In addition to the Qianhai Cooperation Zone, Shenzhen and Hong Kong have recently approved the Lok Ma Chau Loop, which will deepen integration of the two cities as well as displacing one of the few remaining nesting places for Black Face Spoonbills (黑面琵鹭) in the area. Also like Qianhai, the Loop was proposed a few years back, but only reached fruition as part of Shenzhen’s Thirtieth Year Anniversay. Three points.
First, the Loop is interesting both as a way of expanding usable land in and near Shenzhen’s Futian District CBD and as a strategy for developing an underdeveloped area of the New Territories. Indeed, the Loop points to shift balances in the region because back in the day, Shenzhen relied on the Central Government to negotiate with Hong Kong. Moreover, this balance has resulted from the increasing economic wealth of the Delta, which in many ways is more easily (if not more confidently) accessed from Shenzhen precisely because Hong Kong remains closed to Mainland Chinese in significant ways.

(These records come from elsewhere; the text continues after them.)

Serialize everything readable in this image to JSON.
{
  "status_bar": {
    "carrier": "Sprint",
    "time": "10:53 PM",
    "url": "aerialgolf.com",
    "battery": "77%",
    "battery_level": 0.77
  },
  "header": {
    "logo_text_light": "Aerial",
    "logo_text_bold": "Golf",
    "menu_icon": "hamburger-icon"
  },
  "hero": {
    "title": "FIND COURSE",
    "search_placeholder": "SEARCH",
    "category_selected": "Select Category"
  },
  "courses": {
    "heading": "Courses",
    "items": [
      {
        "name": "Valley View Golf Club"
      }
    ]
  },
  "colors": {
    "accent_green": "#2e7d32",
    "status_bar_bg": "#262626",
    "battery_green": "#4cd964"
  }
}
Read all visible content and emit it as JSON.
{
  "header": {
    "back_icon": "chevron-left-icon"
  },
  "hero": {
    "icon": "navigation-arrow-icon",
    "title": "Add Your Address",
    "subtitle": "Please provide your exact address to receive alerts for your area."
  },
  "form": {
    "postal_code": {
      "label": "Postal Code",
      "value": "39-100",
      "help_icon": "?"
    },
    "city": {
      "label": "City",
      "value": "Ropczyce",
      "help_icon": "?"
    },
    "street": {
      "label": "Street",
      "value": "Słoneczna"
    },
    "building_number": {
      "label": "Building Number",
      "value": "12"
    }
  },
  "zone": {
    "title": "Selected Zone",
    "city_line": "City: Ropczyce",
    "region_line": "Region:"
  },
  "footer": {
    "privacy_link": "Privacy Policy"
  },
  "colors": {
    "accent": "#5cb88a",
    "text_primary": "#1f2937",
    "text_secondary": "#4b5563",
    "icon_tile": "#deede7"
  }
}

Second, the question of environmental protection continues to vex any and all attempts to intensify Shen Kong. The area has remained undeveloped for historic reasons. The Sino-British border was the Shenzhen River, which has shifted it’s course over the past 100 years with the result that the land belongs to Shenzhen but it falls under Hong Kong administration. Upside to the confusion? It has provided land for waterfowl to nest and breed. China is currently attempting to create low carbon development strategies and the Loop will be the first attempt for cross border collaboration. On that note, however, as Taiwan is actively trying to protect Black Face Spoonbills, Shenzhen might have considered another type of bi-city collaboration.
Third, the fact that Shenzhen continues to make key economic decisions as part of political commemoration reminds us of the extent to which development is not simply a matter of win-win negotiation. Instead, economic development and strategy express social values and ideals and hence should be evaluated in more terms than simply economic benefits per carbon emission. More starkly to the point: once there are no more nesting places for spoonbills in Shenzhen, then however low the emission to productivity ratio goes, we still end up with no spoonbill chicks.